Maybe I should back up and explain. My name is Tyler Hannsz and, unless you count gummy vitamins and ibuprofen, I do not do drugs.
I'm having emotional withdrawal, because I just spent an incredibly wonderful weekend with wonderful people (MASC people, in case you couldn't guess) and now I'm back at Mizzou.
I love Mizzou, make no mistake. I love everything about this school (except for the price), but the people I spent my weekend with are people you just can't compare to or live up to.
I like to think that when it comes to people in the state of Missouri that are my age I am somewhat decently networked. I know a variety of people from a variety of places that went to a variety of schools and participated in a variety of things. And that's great.
However that means that a large majority of my favorite people in the world don't live in the same area as me.
For example: My best friend lives on the eastern side of the state. I spend my time living either in the middle of the state or on the extreme western side of the state. That means that on any given day we're anywhere from 120-250 miles apart (approximately). People always assume that being a good hundred or two hundred miles away from my favorite people in the world is emotionally painful or something.
I don't think I'd agree. The distance isn't painful. In fact I think the distance often times acts as a stimulant. The time I spend with these people is a million times more valuable and we don't take any of it for granted. The trip to wherever it is we're meeting is exciting and charged with energy. Every mile brings you closer to what you know is going to be a great time. It's like going a really long time without eating your favorite food. The next time you eat it it tastes like it came out of God's personal super market.
In the case of my friends there's six simple steps to our get togethers, and we follow these steps almost every time, without really meaning to.
Step 1. The journey to. This part's kind of agonizing. The driving time ranges from 2-5 hours depending on where we're meeting and where we're coming from. But the closer you get the more excited you get. You start to anticipate all the fun you're going to have and think about all the fun you had last time. This step is significantly fun if you're not the only one in the car.
Step 2. Arrival. You arrive at your destination and everyone freaks out because you haven't seen each other in however many months and you just can't handle how happy you are and you think your heart will explode because of all the bliss you're feeling.
Step 3. Experience. This is the longest stage. You're experiencing new things (and reliving old things) and creating new memories and you're just so happy to be in everyone's presence, but you're accustomed to the company now and you're not jumping up and down like a manic rabbit anymore. You create inside jokes (and to all of my lovely friends I'm just going to say the words "midget" and "orange" and let you fill in the blanks) and have a wonderful time. You're too immersed in the moment to care about anything but the here and now.
Step 4. Denial. The night before your departure back to reality (and reality is incredibly dull in comparison) everyone still has that smile on their face and everyone is still laughing so hard that they're going to cry / throw up / pee themselves or any combination of the three. But everyone also knows that we'll have to say our goodbyes in the morning and that's never a fun time.

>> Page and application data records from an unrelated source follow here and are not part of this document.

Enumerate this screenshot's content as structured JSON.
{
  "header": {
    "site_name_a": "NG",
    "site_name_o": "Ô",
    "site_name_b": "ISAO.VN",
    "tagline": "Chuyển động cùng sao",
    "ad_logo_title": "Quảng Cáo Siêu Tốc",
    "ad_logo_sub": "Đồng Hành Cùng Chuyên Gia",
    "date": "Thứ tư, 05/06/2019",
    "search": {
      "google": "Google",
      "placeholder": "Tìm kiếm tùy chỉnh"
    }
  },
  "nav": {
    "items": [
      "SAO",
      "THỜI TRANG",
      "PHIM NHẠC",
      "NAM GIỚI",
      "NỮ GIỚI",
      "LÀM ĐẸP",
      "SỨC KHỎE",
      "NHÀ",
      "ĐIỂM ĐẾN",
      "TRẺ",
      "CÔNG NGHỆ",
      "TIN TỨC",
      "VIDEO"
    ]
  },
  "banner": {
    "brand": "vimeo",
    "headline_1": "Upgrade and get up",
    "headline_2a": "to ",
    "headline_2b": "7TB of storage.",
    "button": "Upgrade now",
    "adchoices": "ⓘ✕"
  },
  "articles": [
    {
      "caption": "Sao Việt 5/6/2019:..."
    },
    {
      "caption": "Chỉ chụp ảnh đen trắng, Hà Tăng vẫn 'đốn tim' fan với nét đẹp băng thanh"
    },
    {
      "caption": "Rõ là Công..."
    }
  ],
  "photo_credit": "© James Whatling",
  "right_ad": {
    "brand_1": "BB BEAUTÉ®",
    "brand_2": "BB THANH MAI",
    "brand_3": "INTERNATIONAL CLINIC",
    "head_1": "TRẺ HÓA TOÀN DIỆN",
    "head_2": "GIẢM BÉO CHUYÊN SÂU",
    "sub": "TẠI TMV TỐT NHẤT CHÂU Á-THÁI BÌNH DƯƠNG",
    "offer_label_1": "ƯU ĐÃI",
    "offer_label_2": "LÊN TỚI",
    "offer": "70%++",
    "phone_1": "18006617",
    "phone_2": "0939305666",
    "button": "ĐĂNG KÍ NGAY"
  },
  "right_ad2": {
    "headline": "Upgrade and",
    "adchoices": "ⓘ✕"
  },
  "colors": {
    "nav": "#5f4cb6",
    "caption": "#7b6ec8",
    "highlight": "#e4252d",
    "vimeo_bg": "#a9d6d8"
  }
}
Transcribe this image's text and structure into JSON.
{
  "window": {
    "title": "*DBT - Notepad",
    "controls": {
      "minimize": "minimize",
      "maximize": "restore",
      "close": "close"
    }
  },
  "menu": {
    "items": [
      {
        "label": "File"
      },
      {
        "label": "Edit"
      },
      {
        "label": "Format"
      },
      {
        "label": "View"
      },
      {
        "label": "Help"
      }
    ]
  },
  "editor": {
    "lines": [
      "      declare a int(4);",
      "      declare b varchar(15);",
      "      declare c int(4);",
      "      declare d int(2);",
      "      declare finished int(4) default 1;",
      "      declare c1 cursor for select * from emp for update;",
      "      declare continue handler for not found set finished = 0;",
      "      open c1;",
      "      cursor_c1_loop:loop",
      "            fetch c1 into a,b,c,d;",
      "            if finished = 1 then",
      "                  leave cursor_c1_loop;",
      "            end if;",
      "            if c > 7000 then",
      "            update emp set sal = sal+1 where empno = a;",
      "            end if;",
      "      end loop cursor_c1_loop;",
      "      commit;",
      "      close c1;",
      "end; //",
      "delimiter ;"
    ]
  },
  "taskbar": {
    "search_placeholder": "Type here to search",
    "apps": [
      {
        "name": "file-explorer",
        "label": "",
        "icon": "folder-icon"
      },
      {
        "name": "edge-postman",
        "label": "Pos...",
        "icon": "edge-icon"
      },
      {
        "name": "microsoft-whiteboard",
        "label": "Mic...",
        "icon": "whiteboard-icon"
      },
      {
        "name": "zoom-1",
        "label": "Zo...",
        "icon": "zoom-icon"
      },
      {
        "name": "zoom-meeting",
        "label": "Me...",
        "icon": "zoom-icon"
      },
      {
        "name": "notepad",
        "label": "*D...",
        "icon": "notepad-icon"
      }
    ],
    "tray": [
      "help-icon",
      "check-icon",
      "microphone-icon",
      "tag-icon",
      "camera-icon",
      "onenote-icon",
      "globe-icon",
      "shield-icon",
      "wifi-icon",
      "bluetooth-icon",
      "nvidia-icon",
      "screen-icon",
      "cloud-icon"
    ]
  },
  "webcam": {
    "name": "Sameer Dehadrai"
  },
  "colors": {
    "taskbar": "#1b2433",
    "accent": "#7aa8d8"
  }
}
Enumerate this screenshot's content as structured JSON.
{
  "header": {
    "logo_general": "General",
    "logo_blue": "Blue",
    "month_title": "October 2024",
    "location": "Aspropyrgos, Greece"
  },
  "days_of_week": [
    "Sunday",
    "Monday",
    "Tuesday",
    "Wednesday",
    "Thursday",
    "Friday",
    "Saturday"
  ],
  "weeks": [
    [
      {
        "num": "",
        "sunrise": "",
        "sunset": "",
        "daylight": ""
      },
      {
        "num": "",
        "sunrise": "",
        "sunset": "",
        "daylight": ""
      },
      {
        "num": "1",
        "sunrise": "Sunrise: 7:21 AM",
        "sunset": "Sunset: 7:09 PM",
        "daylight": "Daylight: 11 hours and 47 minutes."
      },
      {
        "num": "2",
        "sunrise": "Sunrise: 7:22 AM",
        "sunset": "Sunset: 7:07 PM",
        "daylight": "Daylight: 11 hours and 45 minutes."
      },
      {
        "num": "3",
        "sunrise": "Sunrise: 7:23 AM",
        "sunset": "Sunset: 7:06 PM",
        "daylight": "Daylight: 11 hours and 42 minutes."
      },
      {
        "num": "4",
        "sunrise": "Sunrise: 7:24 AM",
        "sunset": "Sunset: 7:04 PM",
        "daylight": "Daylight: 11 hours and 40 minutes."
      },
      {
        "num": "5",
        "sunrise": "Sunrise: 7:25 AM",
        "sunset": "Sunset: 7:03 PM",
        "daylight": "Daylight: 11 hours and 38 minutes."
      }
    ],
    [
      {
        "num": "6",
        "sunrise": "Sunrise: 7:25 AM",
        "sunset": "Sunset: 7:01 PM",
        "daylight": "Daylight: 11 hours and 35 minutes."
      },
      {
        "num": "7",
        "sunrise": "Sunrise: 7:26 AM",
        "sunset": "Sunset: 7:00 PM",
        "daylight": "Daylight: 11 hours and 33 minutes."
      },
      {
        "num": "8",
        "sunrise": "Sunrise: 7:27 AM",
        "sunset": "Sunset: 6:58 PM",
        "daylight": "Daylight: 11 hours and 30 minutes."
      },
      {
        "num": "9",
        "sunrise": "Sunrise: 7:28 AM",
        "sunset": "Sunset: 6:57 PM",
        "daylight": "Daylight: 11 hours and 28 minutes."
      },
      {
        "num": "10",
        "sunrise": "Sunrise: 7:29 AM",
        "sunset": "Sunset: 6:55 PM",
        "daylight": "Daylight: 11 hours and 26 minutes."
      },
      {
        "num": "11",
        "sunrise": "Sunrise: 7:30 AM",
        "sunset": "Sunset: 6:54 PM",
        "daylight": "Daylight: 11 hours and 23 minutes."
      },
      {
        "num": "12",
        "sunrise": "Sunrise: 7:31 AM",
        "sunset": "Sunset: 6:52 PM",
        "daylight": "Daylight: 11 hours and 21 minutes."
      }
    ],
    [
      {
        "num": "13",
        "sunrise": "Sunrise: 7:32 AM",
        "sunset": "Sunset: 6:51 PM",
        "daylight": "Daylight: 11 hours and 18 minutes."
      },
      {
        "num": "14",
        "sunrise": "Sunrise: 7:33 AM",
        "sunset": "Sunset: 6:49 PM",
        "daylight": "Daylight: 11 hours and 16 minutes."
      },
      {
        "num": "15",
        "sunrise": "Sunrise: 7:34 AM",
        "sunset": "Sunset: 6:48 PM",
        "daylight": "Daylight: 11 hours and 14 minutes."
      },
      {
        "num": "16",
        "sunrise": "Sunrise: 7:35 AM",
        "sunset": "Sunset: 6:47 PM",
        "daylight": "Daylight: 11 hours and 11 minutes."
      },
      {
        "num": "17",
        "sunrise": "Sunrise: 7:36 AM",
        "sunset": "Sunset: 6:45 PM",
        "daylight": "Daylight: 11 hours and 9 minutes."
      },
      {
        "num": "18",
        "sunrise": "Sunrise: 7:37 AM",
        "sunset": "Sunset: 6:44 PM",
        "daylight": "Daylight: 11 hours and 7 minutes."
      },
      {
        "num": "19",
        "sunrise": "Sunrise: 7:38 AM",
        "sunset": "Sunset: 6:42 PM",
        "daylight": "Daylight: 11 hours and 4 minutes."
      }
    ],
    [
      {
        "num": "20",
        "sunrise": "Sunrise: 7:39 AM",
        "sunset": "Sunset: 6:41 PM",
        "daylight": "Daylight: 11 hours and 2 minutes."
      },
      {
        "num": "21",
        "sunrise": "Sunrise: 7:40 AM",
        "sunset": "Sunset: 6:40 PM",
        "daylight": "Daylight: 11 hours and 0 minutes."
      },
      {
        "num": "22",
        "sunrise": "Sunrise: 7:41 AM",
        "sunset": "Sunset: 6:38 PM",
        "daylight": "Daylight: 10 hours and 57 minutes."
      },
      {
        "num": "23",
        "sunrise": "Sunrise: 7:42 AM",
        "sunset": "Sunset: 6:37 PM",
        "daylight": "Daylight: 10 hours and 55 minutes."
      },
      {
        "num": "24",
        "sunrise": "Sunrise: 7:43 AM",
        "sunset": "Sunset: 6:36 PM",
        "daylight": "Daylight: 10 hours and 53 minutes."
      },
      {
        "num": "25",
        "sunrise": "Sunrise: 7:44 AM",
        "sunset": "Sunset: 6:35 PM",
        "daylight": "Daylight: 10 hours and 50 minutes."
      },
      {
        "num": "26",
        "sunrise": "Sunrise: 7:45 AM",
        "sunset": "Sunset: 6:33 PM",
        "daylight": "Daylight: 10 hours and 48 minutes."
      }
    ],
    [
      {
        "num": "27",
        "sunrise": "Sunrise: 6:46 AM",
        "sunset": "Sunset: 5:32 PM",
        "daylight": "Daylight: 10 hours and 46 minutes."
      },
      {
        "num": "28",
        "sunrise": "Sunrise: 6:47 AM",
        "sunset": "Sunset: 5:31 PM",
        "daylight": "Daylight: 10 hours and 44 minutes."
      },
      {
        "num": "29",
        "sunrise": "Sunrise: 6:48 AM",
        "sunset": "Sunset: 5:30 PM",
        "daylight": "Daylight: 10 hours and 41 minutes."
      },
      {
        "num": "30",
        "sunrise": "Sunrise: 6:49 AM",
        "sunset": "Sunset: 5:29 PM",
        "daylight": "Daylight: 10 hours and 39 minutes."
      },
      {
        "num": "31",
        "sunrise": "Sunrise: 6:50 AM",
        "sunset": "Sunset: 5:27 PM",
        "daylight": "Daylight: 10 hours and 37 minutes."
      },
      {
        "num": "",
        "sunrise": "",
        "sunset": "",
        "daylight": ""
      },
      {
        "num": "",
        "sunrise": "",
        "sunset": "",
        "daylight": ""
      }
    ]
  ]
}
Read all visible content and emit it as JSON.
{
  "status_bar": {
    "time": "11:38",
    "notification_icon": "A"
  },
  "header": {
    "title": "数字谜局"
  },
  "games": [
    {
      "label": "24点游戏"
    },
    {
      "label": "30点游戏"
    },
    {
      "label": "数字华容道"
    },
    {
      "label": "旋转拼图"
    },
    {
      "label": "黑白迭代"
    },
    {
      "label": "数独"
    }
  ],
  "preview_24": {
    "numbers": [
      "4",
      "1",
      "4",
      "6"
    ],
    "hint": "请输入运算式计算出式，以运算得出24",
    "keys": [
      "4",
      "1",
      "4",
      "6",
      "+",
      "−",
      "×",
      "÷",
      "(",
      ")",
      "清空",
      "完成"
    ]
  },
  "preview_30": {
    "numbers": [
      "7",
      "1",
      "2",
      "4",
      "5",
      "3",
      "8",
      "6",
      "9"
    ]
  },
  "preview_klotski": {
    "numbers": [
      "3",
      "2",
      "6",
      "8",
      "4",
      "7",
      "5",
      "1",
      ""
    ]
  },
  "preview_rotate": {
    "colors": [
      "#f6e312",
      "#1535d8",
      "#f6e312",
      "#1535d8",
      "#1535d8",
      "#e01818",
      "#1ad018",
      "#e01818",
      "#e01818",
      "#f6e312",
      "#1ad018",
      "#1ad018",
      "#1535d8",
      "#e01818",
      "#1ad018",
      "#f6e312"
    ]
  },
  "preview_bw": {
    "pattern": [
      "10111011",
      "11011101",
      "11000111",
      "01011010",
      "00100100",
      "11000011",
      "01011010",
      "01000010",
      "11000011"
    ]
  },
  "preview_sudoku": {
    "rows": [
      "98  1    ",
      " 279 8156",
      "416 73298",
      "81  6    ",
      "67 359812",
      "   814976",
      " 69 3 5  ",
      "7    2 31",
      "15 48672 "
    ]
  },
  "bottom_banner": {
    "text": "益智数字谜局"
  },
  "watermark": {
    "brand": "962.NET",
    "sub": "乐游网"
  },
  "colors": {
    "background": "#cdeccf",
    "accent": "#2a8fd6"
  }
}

Step 5. Departure and depression. The hard part about living so far away from your favorite people is when it's time to leave. When you have to willingly put those hundreds of miles between you and those incredible people again. You make promises to see each other again soon (April can't come fast enough at this point) and then make that quiet and slightly depressing car ride home. Every mile you put between you and the people you love hurts a little bit.
Step 6. Epiphany. But then you start to reminisce and reflect on that one stupid thing that somebody did that made everyone laugh and the epiphany hits you like a train: What you have is incredible. Almost too incredible for you to be able to fathom.
It gives you something to look forward to.
It gives you memories to reflect on when life becomes a little hellish.
People to text or call when you have good news.
People to text or call when you need support.
A reason to wake up every day and take on the world with a smile on your face and a skip in your step.
Because you appreciate the journey you've made with those people. The short amount of time you get to spend with them is what gets you through the days without them.
And the miles you travel to see them for that weekend?
It's more than worth it.
After all, the only thing between you and your friends now is time.
And you've waited before.
They're the kind of friends worth waiting for.